Loving ElementTree | infix.se

Loving ElementTree

By Filip Salomonsson; published on May 24, 2006.

I've been using ElementTree for about a year and a half, and I am madly in love with it.

I'm not one of those XML wonks who cheeringly throw angle brackets around whenever they get the chance; my relationship with XML consists mostly of parsing existing documents and doing fun stuff with what they hold.

How do I love thee? Let me count the ways..

Whether I'm extracting data from several-hundred-megabyte linguistically annotated corpora or headers from a XHTML document or whatnot, there are basically three things, or groups of things, in ElementTree that really turns my XML frown upside down.

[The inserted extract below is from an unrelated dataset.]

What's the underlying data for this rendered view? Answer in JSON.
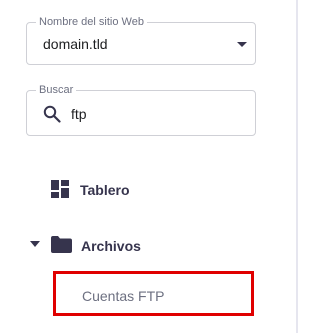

  1. The iterparse function is absolutely wonderful. I would marry it if I could. For any kind of bulk processing - like extracting links from a web page or converting an entire corpus to a different format - it's often the only tool I need. Whenever I just need to do X for every element of type Y, iterparse does it, and brilliantly so.
  2. The findall method and its find* compadres support basic XPath expressions to select elements or groups of elements in a tree. When I need to be a little more picky about which elements to process, these guys will do the job.
  3. I used to hate processing HTML, simply because it's usually an utterly inprocessible pile of markup dung, but the TidyHTMLTreeBuilder in elementtidy hooks into Tidy and spits out a nice tree, pretty much no matter what kind of hellish HTML I throw at it.

It's really fast

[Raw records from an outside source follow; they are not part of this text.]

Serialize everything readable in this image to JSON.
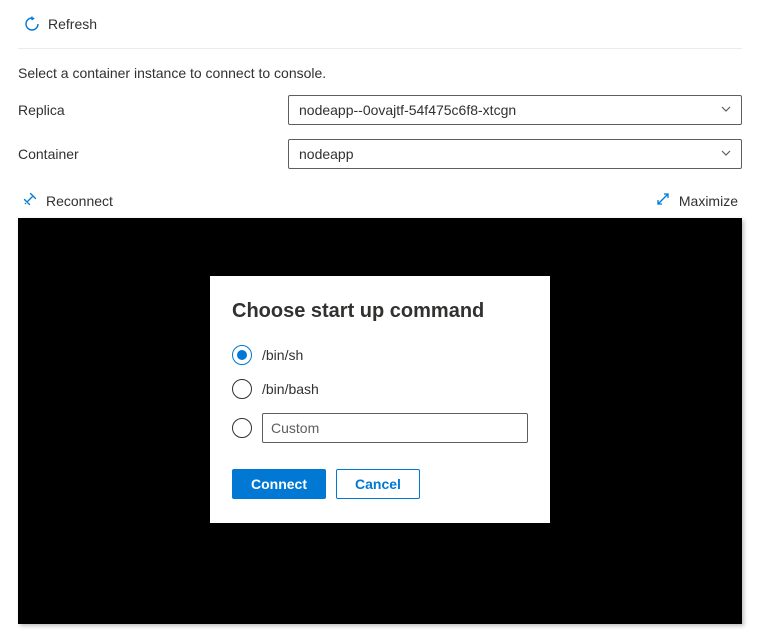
{
  "toolbar": {
    "refresh_label": "Refresh"
  },
  "subtitle": "Select a container instance to connect to console.",
  "form": {
    "replica_label": "Replica",
    "replica_value": "nodeapp--0ovajtf-54f475c6f8-xtcgn",
    "container_label": "Container",
    "container_value": "nodeapp"
  },
  "actions": {
    "reconnect_label": "Reconnect",
    "maximize_label": "Maximize"
  },
  "dialog": {
    "title": "Choose start up command",
    "options": {
      "sh": "/bin/sh",
      "bash": "/bin/bash",
      "custom_placeholder": "Custom"
    },
    "selected": "sh",
    "connect_label": "Connect",
    "cancel_label": "Cancel"
  },
  "colors": {
    "accent": "#0078d4",
    "terminal_bg": "#000000"
  }
}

I'm quite impressed by the speed of ElementTree (or, more specifically, cElementTree). Sure, when I'm racing through a 200 MB corpus, doing some actual processing of pretty much every single element, it takes more than a few seconds. But it's fast. Really fast.

In the web crawler I'm working on, TidyHTMLTreeBuilder extracts URLs from up to a few thousand HTML documents per minute. Before I've even started wondering what it's doing, it's done.

Going the other way

Like I said, when it comes to XML, I much more of a consumer than a producer, but of course there are times when I need to churn out some of that extensible markup as well. And it's nothing short of a breeze with ElementTree. I toyed around with some RSS/Atom generation recently, and it was so easy I thought I was doing it wrong.

One thing amiss

I'm not sure I'm not just missing something really obvious, but I seem to miss a one-shot way to create elements with simple text contents, like <title>Foo</title>. I always find myself adding a TextElement function in such cases:

def TextElement(tag, text, *args, **kwargs):
    elem = Element(tag, *args, **kwargs)
    elem.text = text
    return elem

But I guess I can live with that.